Sunday, October 13, 2013

Interlude

Bikes and Laundry
As you might have noticed by now, I am taking a little break. Let's call it personal time. But I promise the posts will resume very soon. In the meanwhile, please feel free to browse, comment on older posts, drop me a line over email, visit me on twitter and instagram, or give me a wave if you see me on my bike in Boston over the next few weeks. 

Thank you, as always, for reading Lovely Bicycle!

Thursday, October 3, 2013

Left, Right, Left? On Cornering and Traffic-Handedness

Dowland Road, Limavady
For much of my adult life, I have moved between countries with right-handed and left-hand traffic flow.
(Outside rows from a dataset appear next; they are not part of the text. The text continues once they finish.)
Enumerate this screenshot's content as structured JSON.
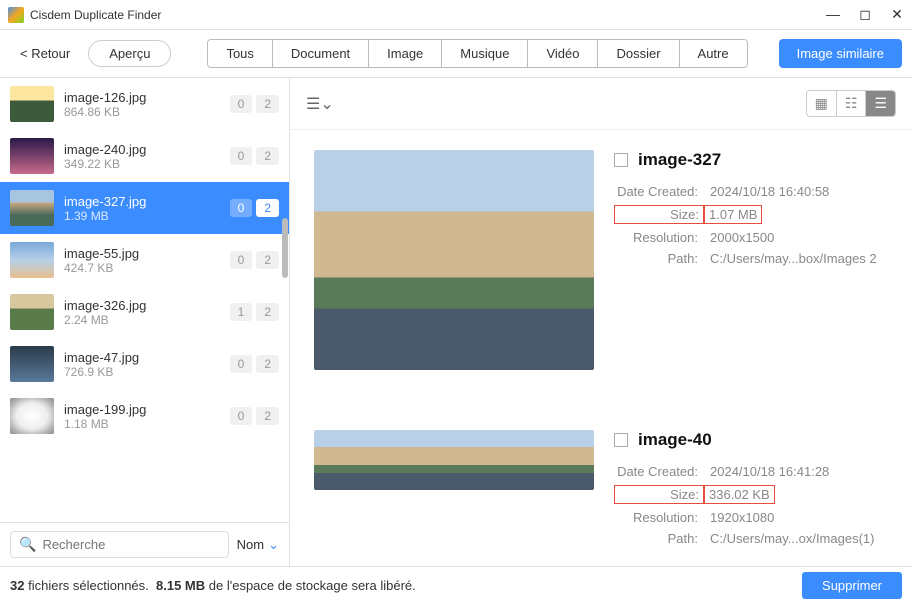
{
  "app": {
    "title": "Cisdem Duplicate Finder"
  },
  "toolbar": {
    "back": "< Retour",
    "preview": "Aperçu",
    "tabs": [
      "Tous",
      "Document",
      "Image",
      "Musique",
      "Vidéo",
      "Dossier",
      "Autre"
    ],
    "similar": "Image similaire"
  },
  "list": {
    "items": [
      {
        "name": "image-126.jpg",
        "size": "864.86 KB",
        "a": "0",
        "b": "2",
        "cls": "sun"
      },
      {
        "name": "image-240.jpg",
        "size": "349.22 KB",
        "a": "0",
        "b": "2",
        "cls": "sky"
      },
      {
        "name": "image-327.jpg",
        "size": "1.39 MB",
        "a": "0",
        "b": "2",
        "cls": "canal",
        "selected": true
      },
      {
        "name": "image-55.jpg",
        "size": "424.7 KB",
        "a": "0",
        "b": "2",
        "cls": "clouds"
      },
      {
        "name": "image-326.jpg",
        "size": "2.24 MB",
        "a": "1",
        "b": "2",
        "cls": "field"
      },
      {
        "name": "image-47.jpg",
        "size": "726.9 KB",
        "a": "0",
        "b": "2",
        "cls": "water"
      },
      {
        "name": "image-199.jpg",
        "size": "1.18 MB",
        "a": "0",
        "b": "2",
        "cls": "dandelion"
      }
    ]
  },
  "search": {
    "placeholder": "Recherche",
    "sort": "Nom"
  },
  "detail": {
    "items": [
      {
        "title": "image-327",
        "created_lbl": "Date Created:",
        "created": "2024/10/18 16:40:58",
        "size_lbl": "Size:",
        "size": "1.07 MB",
        "res_lbl": "Resolution:",
        "res": "2000x1500",
        "path_lbl": "Path:",
        "path": "C:/Users/may...box/Images 2"
      },
      {
        "title": "image-40",
        "created_lbl": "Date Created:",
        "created": "2024/10/18 16:41:28",
        "size_lbl": "Size:",
        "size": "336.02 KB",
        "res_lbl": "Resolution:",
        "res": "1920x1080",
        "path_lbl": "Path:",
        "path": "C:/Users/may...ox/Images(1)"
      }
    ]
  },
  "footer": {
    "count": "32",
    "count_suffix": "fichiers sélectionnés.",
    "size": "8.15 MB",
    "size_suffix": "de l'espace de stockage sera libéré.",
    "delete": "Supprimer"
  }
}
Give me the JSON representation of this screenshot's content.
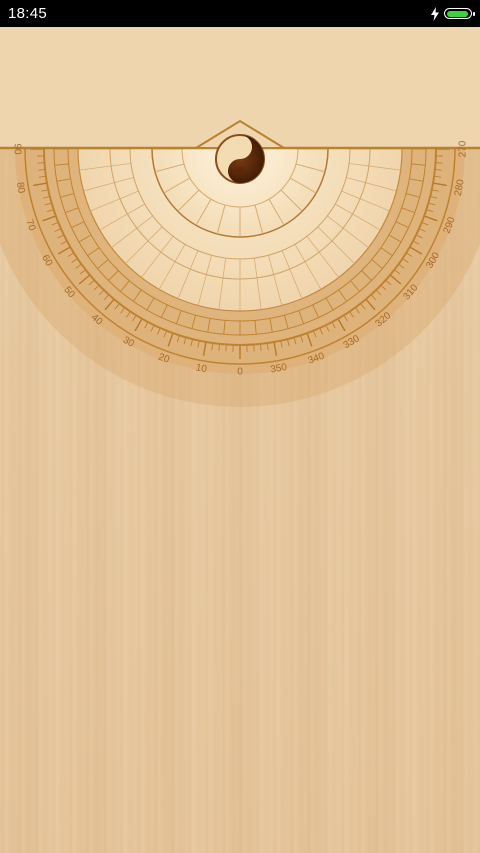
{
  "status_bar": {
    "time": "18:45",
    "battery_level": 0.95,
    "charging": true,
    "icons": [
      "charging-bolt-icon",
      "battery-icon"
    ],
    "colors": {
      "battery_fill": "#3dd13d"
    }
  },
  "compass": {
    "degree_labels": [
      "0",
      "10",
      "20",
      "30",
      "40",
      "50",
      "60",
      "70",
      "80",
      "90",
      "270",
      "280",
      "290",
      "300",
      "310",
      "320",
      "330",
      "340",
      "350"
    ],
    "center_icon": "yin-yang-icon"
  },
  "colors": {
    "wood": "#e8c9a0",
    "ring_accent": "#c0822e",
    "rim": "#b8822f"
  }
}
However, until recently I had only driven and cycled in the former. Only when I stayed in Ireland last spring did I finally experience cycling on the left side of the road. Since then, I have gone back and forth several times, and have noticed something odd in the process: I seem to do better cycling in left-handed traffic - in particular, when it comes to cornering. 

I first noticed it earlier this summer. Cycling on the winding back roads in Northern Ireland's Roe Valley, I was somehow able to make tighter turns and to corner faster than back in New England. When I shared this observation with a riding buddy, he said "Well, sure - you're getting more practice now." But I could not attribute this improvement entirely to practice, because I noticed it immediately upon arrival. And when I went back to Boston later, I noticed a difference in the opposite direction: I was not quite as good at cornering as I had been at the end of my stay in Ireland. How could my ability suddenly diminish like that?

Only after some time did it hit me that the side of the road I was on played a role. In the US, right turns are tighter, since you are cycling on the inside of the turn, and left turns are wider, since you are cycling on the outside. In Ireland it is the opposite. And apparently I find it easier to do a tight left turn than a tight right turn.  It is not a huge difference, but it is there: I can do a sharp left much more intuitively - and therefore faster, smoother, calmer - than a sharp right. 

Noticing this has made me wonder whether others have had similar experiences in directional preference when cornering. Is it related to the cyclist's handedness, I wonder? Me, I started out naturally left-handed, but was re-trained to be right-handed at a young age... which resulted in an ambidextrous hodge-podge where I am right-handed in some tasks, left-handed in others, and indifferent in others still. What role this plays in cycling, I am not entirely sure. But when it comes to cornering, it seems left-handed traffic flow is my friend.